Data records
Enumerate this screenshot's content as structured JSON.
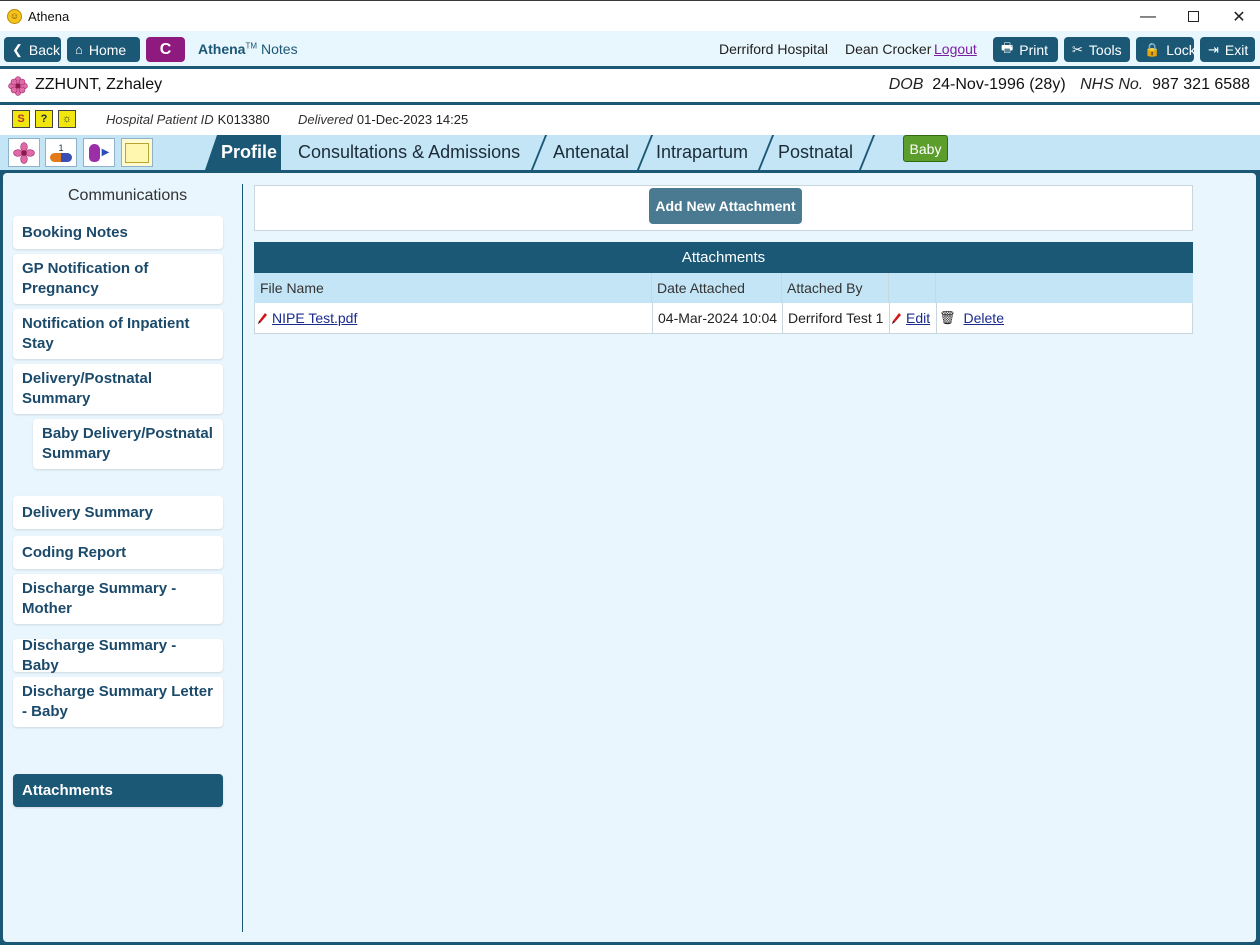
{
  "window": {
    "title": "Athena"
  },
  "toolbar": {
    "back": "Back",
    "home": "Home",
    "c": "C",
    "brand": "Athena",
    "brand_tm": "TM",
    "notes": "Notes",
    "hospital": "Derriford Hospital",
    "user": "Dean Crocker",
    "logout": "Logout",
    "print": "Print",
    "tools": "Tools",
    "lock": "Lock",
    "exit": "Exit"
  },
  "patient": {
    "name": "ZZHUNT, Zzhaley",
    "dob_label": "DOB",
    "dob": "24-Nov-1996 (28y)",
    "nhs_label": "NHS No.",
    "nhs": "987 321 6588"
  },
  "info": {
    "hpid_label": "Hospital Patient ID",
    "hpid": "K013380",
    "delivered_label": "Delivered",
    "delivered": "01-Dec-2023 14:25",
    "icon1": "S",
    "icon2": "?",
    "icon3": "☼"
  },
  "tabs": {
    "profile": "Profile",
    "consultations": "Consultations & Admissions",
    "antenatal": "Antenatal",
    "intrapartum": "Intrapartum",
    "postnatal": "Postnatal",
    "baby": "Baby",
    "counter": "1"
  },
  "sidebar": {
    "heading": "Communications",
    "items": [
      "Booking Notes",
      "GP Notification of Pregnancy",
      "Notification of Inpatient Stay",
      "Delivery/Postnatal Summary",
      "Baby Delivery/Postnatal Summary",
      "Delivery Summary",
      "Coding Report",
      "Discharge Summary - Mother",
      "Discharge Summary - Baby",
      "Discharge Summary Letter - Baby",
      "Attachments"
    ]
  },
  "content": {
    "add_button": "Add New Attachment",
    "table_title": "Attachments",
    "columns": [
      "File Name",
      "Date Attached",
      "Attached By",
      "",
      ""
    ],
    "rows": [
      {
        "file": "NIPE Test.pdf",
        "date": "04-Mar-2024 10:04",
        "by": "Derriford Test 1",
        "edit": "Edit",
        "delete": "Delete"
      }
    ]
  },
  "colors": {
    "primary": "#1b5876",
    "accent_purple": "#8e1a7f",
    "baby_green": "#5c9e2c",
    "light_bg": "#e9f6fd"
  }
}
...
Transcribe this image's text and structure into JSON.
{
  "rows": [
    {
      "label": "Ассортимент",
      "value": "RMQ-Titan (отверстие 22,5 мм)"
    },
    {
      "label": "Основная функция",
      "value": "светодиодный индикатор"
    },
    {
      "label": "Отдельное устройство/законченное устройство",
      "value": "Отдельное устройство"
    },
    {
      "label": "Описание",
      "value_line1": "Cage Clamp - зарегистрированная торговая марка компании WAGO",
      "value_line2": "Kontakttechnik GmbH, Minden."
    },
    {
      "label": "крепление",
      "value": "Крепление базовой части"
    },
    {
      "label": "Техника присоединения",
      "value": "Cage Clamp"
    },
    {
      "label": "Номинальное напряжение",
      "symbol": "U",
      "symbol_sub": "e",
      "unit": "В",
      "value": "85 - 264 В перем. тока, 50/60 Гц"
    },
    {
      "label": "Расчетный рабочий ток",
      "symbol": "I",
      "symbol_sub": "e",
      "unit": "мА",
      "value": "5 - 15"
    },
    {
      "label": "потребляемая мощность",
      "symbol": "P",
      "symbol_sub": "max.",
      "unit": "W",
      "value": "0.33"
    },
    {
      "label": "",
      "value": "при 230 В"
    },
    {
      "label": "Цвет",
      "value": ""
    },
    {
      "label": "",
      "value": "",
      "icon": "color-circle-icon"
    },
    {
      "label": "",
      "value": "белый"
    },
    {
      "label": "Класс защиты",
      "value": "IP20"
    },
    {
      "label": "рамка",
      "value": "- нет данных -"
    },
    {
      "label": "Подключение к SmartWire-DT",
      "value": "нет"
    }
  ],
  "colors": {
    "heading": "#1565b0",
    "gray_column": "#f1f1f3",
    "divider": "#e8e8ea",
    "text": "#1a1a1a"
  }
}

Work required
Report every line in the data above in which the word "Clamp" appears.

Your response
      "value_line1": "Cage Clamp - зарегистрированная торговая марка компании WAGO",
      "value": "Cage Clamp"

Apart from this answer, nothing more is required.